UN registered 99 sex crime allegations against its staff in 2015
The majority of those allegations, 69 in all, involved personnel in 10 peacekeeping missions.
UNITED NATIONS - There were 99 new allegations of sexual exploitation or sexual abuse against United Nations staff members across the UN system last year, a sharp increase from the 80 allegations in 2014, according to a new UN report.
The majority of those allegations, 69 in all, involved personnel in 10 peacekeeping missions, the report said. The military and police personnel accused of sexual crimes while serving for the United Nations involved some 21 countries, most of them African.
The report by UN Secretary-General Ban Ki-moon does not identify the nationalities of the 30 UN staff members accused of sexual abuse or exploitation who were not working for peacekeeping missions.
The report, an advance copy of which was obtained by Reuters, came in response to a new UN "name and shame" policy for UN peacekeepers implemented after a series of allegations of rape and sexual abuse by international troops in Central African Republic (CAR).
Most of the allegations involved peacekeepers from the Democratic Republic of the Congo, seven in all, serving in CAR. There were also allegations against several European countries and Canada.
There were allegations against troops and police from Burundi, Germany, Ghana, Senegal, Madagascar, Rwanda, Congo Republic, Burkina Faso, Cameroon, Tanzania, Slovakia, Niger, Moldova, Togo, South Africa, Morocco, Benin, Nigeria and Gabon.
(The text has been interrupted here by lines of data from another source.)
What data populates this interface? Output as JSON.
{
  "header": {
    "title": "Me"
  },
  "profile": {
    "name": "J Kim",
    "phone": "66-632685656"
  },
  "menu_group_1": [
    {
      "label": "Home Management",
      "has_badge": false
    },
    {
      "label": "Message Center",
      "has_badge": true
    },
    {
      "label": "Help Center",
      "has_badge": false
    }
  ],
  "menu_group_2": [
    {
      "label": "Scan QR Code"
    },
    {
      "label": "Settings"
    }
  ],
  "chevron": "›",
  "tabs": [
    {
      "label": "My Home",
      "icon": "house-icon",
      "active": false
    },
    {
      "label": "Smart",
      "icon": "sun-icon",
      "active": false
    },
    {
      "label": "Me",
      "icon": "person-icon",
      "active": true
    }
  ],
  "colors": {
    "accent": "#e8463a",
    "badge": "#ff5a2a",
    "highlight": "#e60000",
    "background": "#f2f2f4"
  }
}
In addition to CAR, the allegations involved peacekeeping missions in places like Haiti, Mali, Democratic Republic of the Congo and Ivory Coast.
The report includes recommendations for member states to make it easier to identify suspected perpetrators and prosecute them.
It calls for the UN General Assembly and troop contributing countries to allow prosecutions inside the countries where the alleged crimes took place and creation of a DNA registry of all peacekeepers.
One of the problems, human rights groups say, is that it is currently up to UN troop-contributing countries to prosecute their soldiers accused of abuse. When such prosecutions happen, the groups say, they often take place quietly and it is difficult to follow up on the results and punishments, if any.
In December an independent review panel accused the United Nations and its agencies of grossly mishandling numerous allegations of child sexual abuse by foreign troops in CAR in 2013 and 2014.
The idea of prosecutions in theater would likely be unpopular among UN troop-contributing countries, UN diplomats and officials say, though they suggest it is an idea worth pursuing as a deterrent.